This is a flattering and colorful portrait of the would-be neutral pacifists of Eastern Europe, a stubborn and crafty people, hardened by round after round of invasion by the Mongols, Tatars, Swedes, Germans, Cossacks, and Russians. The brilliance of this novel is in the way Michener makes history come to life. Though he surely takes bold creative liberties in putting flesh on the skeletal historical remains of the past, the character development and dialogue make this one of the most memorable historical fiction novels I've read.

Michener's range is wide- never before have I read an account of the holocaust more sobering, or an account of 19th century classical music so inspiring. Behind every battle there's a miraculous story of ingenuity, from the Polish horsemen confusing enemies with whistling feathered adornments, to winning a battle by waiting in the shade while the approaching army sweat in the midday heat. Colorful characters come to life in each chapter; there's Pawel, the spy whose talent is that his features make him appear much far more ignorant than he really is; Piotr, the flaky royal sibling who drifts into the woods and climbs trees with the children. So many of these personal stories ends in tragedy; gruesome death, or romantic love stifled to make way for a strategic marriage for status or wealth. Within this tremendous range, the most enduring image of the book is the stubborn Professor Tomczyk, putting his fist in the air and shouting "Rebuild! Rebuild!" as he is hung by the Nazis. There's an old saying that every Pole is born with a brick in their left hand and a sword in their right hand, and this book makes me believe it.
This is a wonderfully beautiful book. I could hear Chopin and visualize the art. I don't agree with the WW II propaganda though. Poland has saved us Europeans many times from Mongols, Taters, Ottomans, etc and they get little credit. Where am I going for xmas? Poland
I hadn't read any Michener in a long, long time, but having spent a recent vacation in Poland, it seemed like a good time to revisit him.
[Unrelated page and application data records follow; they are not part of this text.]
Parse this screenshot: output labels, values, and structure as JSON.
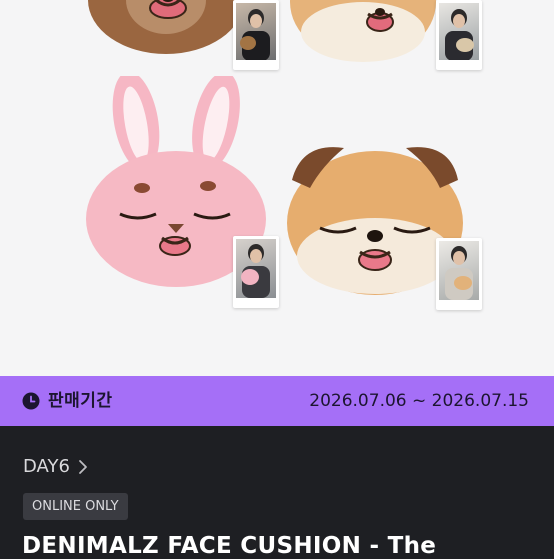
{
  "product": {
    "image_alt": "Denimalz face cushion product image",
    "sale_period_label": "판매기간",
    "sale_period_dates": "2026.07.06 ~ 2026.07.15",
    "artist": "DAY6",
    "badge": "ONLINE ONLY",
    "title": "DENIMALZ FACE CUSHION - The"
  },
  "colors": {
    "sale_bar": "#a56ff7",
    "page_bg": "#1e1f23",
    "hero_bg": "#f5f5f6"
  },
  "icons": [
    "clock-icon",
    "chevron-right-icon"
  ]
}
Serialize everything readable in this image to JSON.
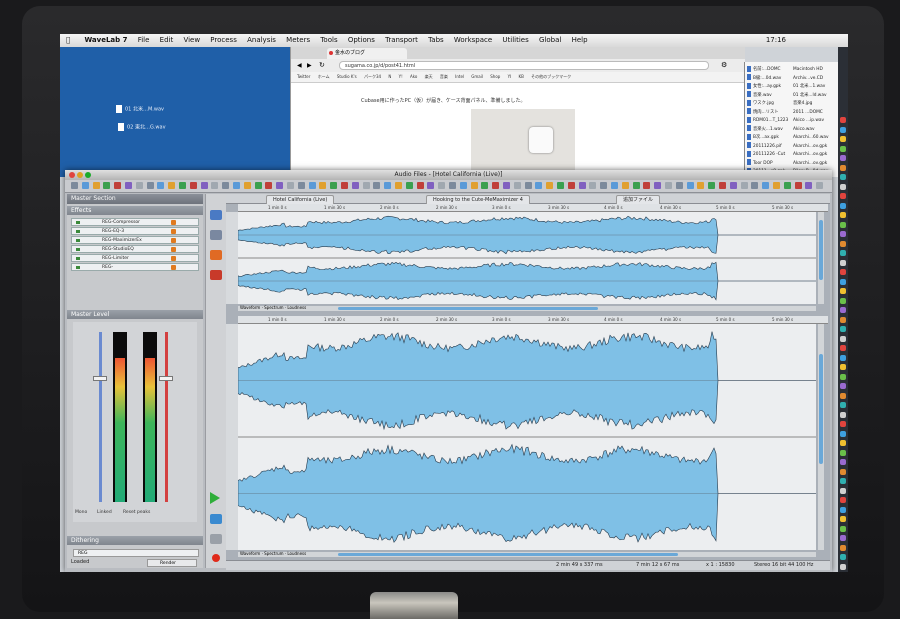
{
  "menubar": {
    "app": "WaveLab 7",
    "items": [
      "File",
      "Edit",
      "View",
      "Process",
      "Analysis",
      "Meters",
      "Tools",
      "Options",
      "Transport",
      "Tabs",
      "Workspace",
      "Utilities",
      "Global",
      "Help"
    ],
    "clock": "17:16"
  },
  "desktop": {
    "files": [
      "01 北米…M.wav",
      "02 東北…G.wav"
    ]
  },
  "browser": {
    "tab_label": "金水のブログ",
    "url": "sugama.co.jp/d/post41.html",
    "bookmarks": [
      "Twitter",
      "ホーム",
      "Studio K's",
      "パーク34",
      "N",
      "Y!",
      "Ako",
      "楽天",
      "音楽",
      "Intel",
      "Gmail",
      "Shop",
      "YI",
      "KB",
      "その他のブックマーク"
    ],
    "body_text": "Cubase用に作ったPC（仮）が届き、ケース背面パネル、準備しました。"
  },
  "finder": {
    "rows": [
      {
        "name": "名前:...DOMC",
        "kind": "Macintosh HD"
      },
      {
        "name": "B級:...0d.wav",
        "kind": "Archiv...ve.CD"
      },
      {
        "name": "女性:...ay.gpk",
        "kind": "01 北米...1.wav"
      },
      {
        "name": "音楽.wav",
        "kind": "01 北米...ld.wav"
      },
      {
        "name": "ワスク.jpg",
        "kind": "音楽4.jpg"
      },
      {
        "name": "焼肉...リスト",
        "kind": "2011 ...DOMC"
      },
      {
        "name": "RDM01...T_1223",
        "kind": "Akico ...ip.wav"
      },
      {
        "name": "音楽火...1.wav",
        "kind": "Akico.wav"
      },
      {
        "name": "B次...ax.gpk",
        "kind": "Akarchi...60.wav"
      },
      {
        "name": "20111226.pif",
        "kind": "Akarchi...ov.gpk"
      },
      {
        "name": "20111226 -Cut",
        "kind": "Akarchi...ov.gpk"
      },
      {
        "name": "Toor DOP",
        "kind": "Akarchi...ov.gpk"
      },
      {
        "name": "20111...x8.gpk",
        "kind": "Bilew R...0d.wav"
      }
    ]
  },
  "wavelab": {
    "window_title": "Audio Files - [Hotel California (Live)]",
    "master": {
      "title": "Master Section",
      "effects_label": "Effects",
      "slots": [
        "REG-Compressor",
        "REG-EQ-3",
        "REG-MaximizerEx",
        "REG-StudioEQ",
        "REG-Limiter",
        "REG-"
      ],
      "level_label": "Master Level",
      "meter_labels": [
        "Mono",
        "Linked",
        "Reset peaks"
      ],
      "dithering_label": "Dithering",
      "dithering_value": "REG",
      "render_label": "Render",
      "status": "Loaded",
      "left_meter_level": 0.87,
      "right_meter_level": 0.87,
      "left_fader_level": 0.74,
      "right_fader_level": 0.74
    },
    "file_tabs": [
      "Hotel California (Live)",
      "Hooking to the Cute-MeMaximizer 4",
      "追加ファイル"
    ],
    "top_ruler_marks": [
      "1 min 0 s",
      "1 min 30 s",
      "2 min 0 s",
      "2 min 30 s",
      "3 min 0 s",
      "3 min 30 s",
      "4 min 0 s",
      "4 min 30 s",
      "5 min 0 s",
      "5 min 30 s"
    ],
    "main_ruler_marks": [
      "1 min 0 s",
      "1 min 30 s",
      "2 min 0 s",
      "2 min 30 s",
      "3 min 0 s",
      "3 min 30 s",
      "4 min 0 s",
      "4 min 30 s",
      "5 min 0 s",
      "5 min 30 s"
    ],
    "overview_tabs": [
      "Waveform",
      "Spectrum",
      "Loudness"
    ],
    "main_tabs": [
      "Waveform",
      "Spectrum",
      "Loudness"
    ],
    "status": {
      "cursor": "2 min 49 s 337 ms",
      "selection": "7 min 12 s 67 ms",
      "zoom": "x 1 : 15830",
      "format": "Stereo 16 bit 44 100 Hz"
    },
    "colors": {
      "wave": "#7fc0e6",
      "wave_edge": "#24384a",
      "background": "#eceef0"
    }
  }
}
POLAND reminded me of Edmund Rutherford's Sarum. It spans history,and looks at the roots of where Poland is today. It brings the reader into the time and one feels as if one is that fly on the wall, listening as nobles plot in their own self-interest. Michener wanders his fiction deftly through the facts of this beleaguered nation in a way that provides the reader with characters to love and hate, with a sense of time and space and a real desire to root for not a character, but a country. In the end, we come away with incredible respect for the endurance of Poland and its people.

Make no mistake, like Rutherford or Follett or any other epic writer, Michener has a formula. But it's not one that is abrasive, and it serves its purpose. This is a good read for a day in the sun or curled up next to a fireplace for anybody with a taste for history, political intrigue and characters that make you want to be a better person yourself.
I bought this book to replace a copy lost during a move, so obviously I think enough of it to repurchase. The nice thing about historical fiction such as this is you gain a little knowledge in the course of a good story. This takes place in a part of the world that is going through some issues as I write this review and this books gives a sense of the history and upheaval from past centuries that color outlooks even today.
James A. Michener surprises again with his meticulous history of Poland. I gave a copy of this book to a nurse who attended me in a hospital, a few years ago. She was a Polish immigrant to our country and I detected that she was proud of her mother country. She was overjoyed with the facts about Poland that Mr. Michener had uncovered, that she hadn't known. James Michener really researches his books prior to releasing them to the public. His job is excellent as usual. "Poland" has been on the book market for many years. If you're a history fan, you've got to get "Poland." Great book.